### Exercise requirements:
Output the entries that follow character for character. Leave every image out.

### Supplied material:
====

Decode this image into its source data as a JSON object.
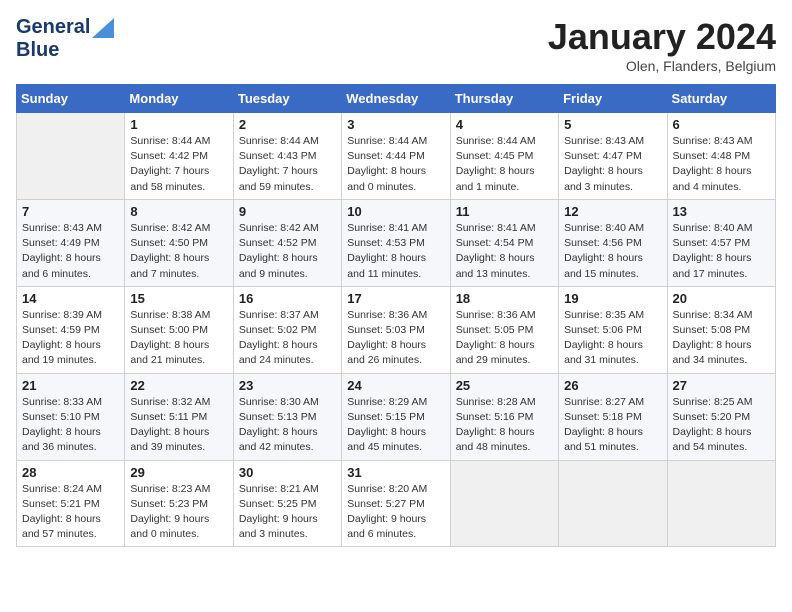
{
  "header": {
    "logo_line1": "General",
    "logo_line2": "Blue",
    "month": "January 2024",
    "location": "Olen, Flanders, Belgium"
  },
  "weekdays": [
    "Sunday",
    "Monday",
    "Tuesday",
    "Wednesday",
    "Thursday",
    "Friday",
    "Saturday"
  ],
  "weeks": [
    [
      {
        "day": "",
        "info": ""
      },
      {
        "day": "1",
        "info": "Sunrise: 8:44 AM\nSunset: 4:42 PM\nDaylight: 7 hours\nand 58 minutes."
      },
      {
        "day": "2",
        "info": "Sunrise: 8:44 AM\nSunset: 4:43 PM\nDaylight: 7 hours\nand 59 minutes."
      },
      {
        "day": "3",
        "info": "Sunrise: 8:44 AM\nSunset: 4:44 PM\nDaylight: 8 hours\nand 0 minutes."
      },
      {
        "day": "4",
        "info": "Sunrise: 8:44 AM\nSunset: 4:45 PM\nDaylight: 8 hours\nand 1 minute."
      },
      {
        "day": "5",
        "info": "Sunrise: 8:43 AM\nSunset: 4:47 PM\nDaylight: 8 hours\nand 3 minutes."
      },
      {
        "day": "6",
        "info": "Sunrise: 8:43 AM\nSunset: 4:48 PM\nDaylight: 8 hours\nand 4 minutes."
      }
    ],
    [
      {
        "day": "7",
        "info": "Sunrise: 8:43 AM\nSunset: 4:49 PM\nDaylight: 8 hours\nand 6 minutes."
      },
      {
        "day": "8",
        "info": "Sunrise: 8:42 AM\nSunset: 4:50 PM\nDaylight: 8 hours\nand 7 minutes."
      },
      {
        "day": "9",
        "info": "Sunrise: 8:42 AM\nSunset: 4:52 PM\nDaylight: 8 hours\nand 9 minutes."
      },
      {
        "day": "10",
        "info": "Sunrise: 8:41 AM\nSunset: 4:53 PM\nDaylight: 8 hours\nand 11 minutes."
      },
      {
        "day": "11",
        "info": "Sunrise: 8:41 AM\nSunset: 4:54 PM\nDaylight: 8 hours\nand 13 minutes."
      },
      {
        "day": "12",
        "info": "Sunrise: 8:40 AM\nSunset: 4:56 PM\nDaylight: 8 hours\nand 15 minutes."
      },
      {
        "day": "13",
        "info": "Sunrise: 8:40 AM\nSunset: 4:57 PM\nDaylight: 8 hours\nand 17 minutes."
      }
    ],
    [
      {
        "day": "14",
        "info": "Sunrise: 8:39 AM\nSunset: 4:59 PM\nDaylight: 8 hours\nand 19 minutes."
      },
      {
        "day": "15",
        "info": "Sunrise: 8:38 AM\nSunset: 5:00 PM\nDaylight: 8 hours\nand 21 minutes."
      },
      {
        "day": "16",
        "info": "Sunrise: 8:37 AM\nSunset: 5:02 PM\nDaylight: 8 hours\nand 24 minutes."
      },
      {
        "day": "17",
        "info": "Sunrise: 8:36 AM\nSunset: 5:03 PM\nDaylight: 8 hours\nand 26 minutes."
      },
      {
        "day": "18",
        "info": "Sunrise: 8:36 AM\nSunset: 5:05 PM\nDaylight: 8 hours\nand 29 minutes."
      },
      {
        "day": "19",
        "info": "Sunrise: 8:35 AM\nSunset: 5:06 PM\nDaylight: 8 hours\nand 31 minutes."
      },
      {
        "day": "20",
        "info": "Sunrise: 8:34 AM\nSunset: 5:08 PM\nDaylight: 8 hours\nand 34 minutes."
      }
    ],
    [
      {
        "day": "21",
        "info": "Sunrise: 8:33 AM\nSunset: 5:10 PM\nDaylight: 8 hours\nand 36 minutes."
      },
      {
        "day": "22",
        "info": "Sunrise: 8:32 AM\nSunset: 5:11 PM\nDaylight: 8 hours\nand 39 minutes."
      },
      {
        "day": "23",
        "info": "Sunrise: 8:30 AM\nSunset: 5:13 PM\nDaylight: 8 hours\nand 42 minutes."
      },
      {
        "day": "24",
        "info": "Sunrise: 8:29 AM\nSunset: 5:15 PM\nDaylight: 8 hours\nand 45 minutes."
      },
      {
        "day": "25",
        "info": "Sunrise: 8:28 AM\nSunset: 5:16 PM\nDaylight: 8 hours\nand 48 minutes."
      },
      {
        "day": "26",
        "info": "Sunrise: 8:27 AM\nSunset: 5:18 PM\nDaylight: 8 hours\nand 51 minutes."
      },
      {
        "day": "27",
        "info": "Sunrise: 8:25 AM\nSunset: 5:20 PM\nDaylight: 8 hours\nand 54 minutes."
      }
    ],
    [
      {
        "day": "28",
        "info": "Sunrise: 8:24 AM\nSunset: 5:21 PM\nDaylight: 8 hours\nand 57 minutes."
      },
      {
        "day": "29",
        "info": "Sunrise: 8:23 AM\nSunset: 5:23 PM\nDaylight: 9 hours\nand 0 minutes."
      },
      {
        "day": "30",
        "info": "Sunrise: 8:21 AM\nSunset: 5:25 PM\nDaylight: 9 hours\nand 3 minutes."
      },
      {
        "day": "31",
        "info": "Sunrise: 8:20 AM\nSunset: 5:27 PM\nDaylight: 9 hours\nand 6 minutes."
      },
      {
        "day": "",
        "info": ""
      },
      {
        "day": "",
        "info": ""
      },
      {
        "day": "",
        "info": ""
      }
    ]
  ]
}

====

### The answer:
Decode this image into its source data as a JSON object.
{
  "header": {
    "logo_line1": "General",
    "logo_line2": "Blue",
    "month": "January 2024",
    "location": "Olen, Flanders, Belgium"
  },
  "weekdays": [
    "Sunday",
    "Monday",
    "Tuesday",
    "Wednesday",
    "Thursday",
    "Friday",
    "Saturday"
  ],
  "weeks": [
    [
      {
        "day": "",
        "info": ""
      },
      {
        "day": "1",
        "info": "Sunrise: 8:44 AM\nSunset: 4:42 PM\nDaylight: 7 hours\nand 58 minutes."
      },
      {
        "day": "2",
        "info": "Sunrise: 8:44 AM\nSunset: 4:43 PM\nDaylight: 7 hours\nand 59 minutes."
      },
      {
        "day": "3",
        "info": "Sunrise: 8:44 AM\nSunset: 4:44 PM\nDaylight: 8 hours\nand 0 minutes."
      },
      {
        "day": "4",
        "info": "Sunrise: 8:44 AM\nSunset: 4:45 PM\nDaylight: 8 hours\nand 1 minute."
      },
      {
        "day": "5",
        "info": "Sunrise: 8:43 AM\nSunset: 4:47 PM\nDaylight: 8 hours\nand 3 minutes."
      },
      {
        "day": "6",
        "info": "Sunrise: 8:43 AM\nSunset: 4:48 PM\nDaylight: 8 hours\nand 4 minutes."
      }
    ],
    [
      {
        "day": "7",
        "info": "Sunrise: 8:43 AM\nSunset: 4:49 PM\nDaylight: 8 hours\nand 6 minutes."
      },
      {
        "day": "8",
        "info": "Sunrise: 8:42 AM\nSunset: 4:50 PM\nDaylight: 8 hours\nand 7 minutes."
      },
      {
        "day": "9",
        "info": "Sunrise: 8:42 AM\nSunset: 4:52 PM\nDaylight: 8 hours\nand 9 minutes."
      },
      {
        "day": "10",
        "info": "Sunrise: 8:41 AM\nSunset: 4:53 PM\nDaylight: 8 hours\nand 11 minutes."
      },
      {
        "day": "11",
        "info": "Sunrise: 8:41 AM\nSunset: 4:54 PM\nDaylight: 8 hours\nand 13 minutes."
      },
      {
        "day": "12",
        "info": "Sunrise: 8:40 AM\nSunset: 4:56 PM\nDaylight: 8 hours\nand 15 minutes."
      },
      {
        "day": "13",
        "info": "Sunrise: 8:40 AM\nSunset: 4:57 PM\nDaylight: 8 hours\nand 17 minutes."
      }
    ],
    [
      {
        "day": "14",
        "info": "Sunrise: 8:39 AM\nSunset: 4:59 PM\nDaylight: 8 hours\nand 19 minutes."
      },
      {
        "day": "15",
        "info": "Sunrise: 8:38 AM\nSunset: 5:00 PM\nDaylight: 8 hours\nand 21 minutes."
      },
      {
        "day": "16",
        "info": "Sunrise: 8:37 AM\nSunset: 5:02 PM\nDaylight: 8 hours\nand 24 minutes."
      },
      {
        "day": "17",
        "info": "Sunrise: 8:36 AM\nSunset: 5:03 PM\nDaylight: 8 hours\nand 26 minutes."
      },
      {
        "day": "18",
        "info": "Sunrise: 8:36 AM\nSunset: 5:05 PM\nDaylight: 8 hours\nand 29 minutes."
      },
      {
        "day": "19",
        "info": "Sunrise: 8:35 AM\nSunset: 5:06 PM\nDaylight: 8 hours\nand 31 minutes."
      },
      {
        "day": "20",
        "info": "Sunrise: 8:34 AM\nSunset: 5:08 PM\nDaylight: 8 hours\nand 34 minutes."
      }
    ],
    [
      {
        "day": "21",
        "info": "Sunrise: 8:33 AM\nSunset: 5:10 PM\nDaylight: 8 hours\nand 36 minutes."
      },
      {
        "day": "22",
        "info": "Sunrise: 8:32 AM\nSunset: 5:11 PM\nDaylight: 8 hours\nand 39 minutes."
      },
      {
        "day": "23",
        "info": "Sunrise: 8:30 AM\nSunset: 5:13 PM\nDaylight: 8 hours\nand 42 minutes."
      },
      {
        "day": "24",
        "info": "Sunrise: 8:29 AM\nSunset: 5:15 PM\nDaylight: 8 hours\nand 45 minutes."
      },
      {
        "day": "25",
        "info": "Sunrise: 8:28 AM\nSunset: 5:16 PM\nDaylight: 8 hours\nand 48 minutes."
      },
      {
        "day": "26",
        "info": "Sunrise: 8:27 AM\nSunset: 5:18 PM\nDaylight: 8 hours\nand 51 minutes."
      },
      {
        "day": "27",
        "info": "Sunrise: 8:25 AM\nSunset: 5:20 PM\nDaylight: 8 hours\nand 54 minutes."
      }
    ],
    [
      {
        "day": "28",
        "info": "Sunrise: 8:24 AM\nSunset: 5:21 PM\nDaylight: 8 hours\nand 57 minutes."
      },
      {
        "day": "29",
        "info": "Sunrise: 8:23 AM\nSunset: 5:23 PM\nDaylight: 9 hours\nand 0 minutes."
      },
      {
        "day": "30",
        "info": "Sunrise: 8:21 AM\nSunset: 5:25 PM\nDaylight: 9 hours\nand 3 minutes."
      },
      {
        "day": "31",
        "info": "Sunrise: 8:20 AM\nSunset: 5:27 PM\nDaylight: 9 hours\nand 6 minutes."
      },
      {
        "day": "",
        "info": ""
      },
      {
        "day": "",
        "info": ""
      },
      {
        "day": "",
        "info": ""
      }
    ]
  ]
}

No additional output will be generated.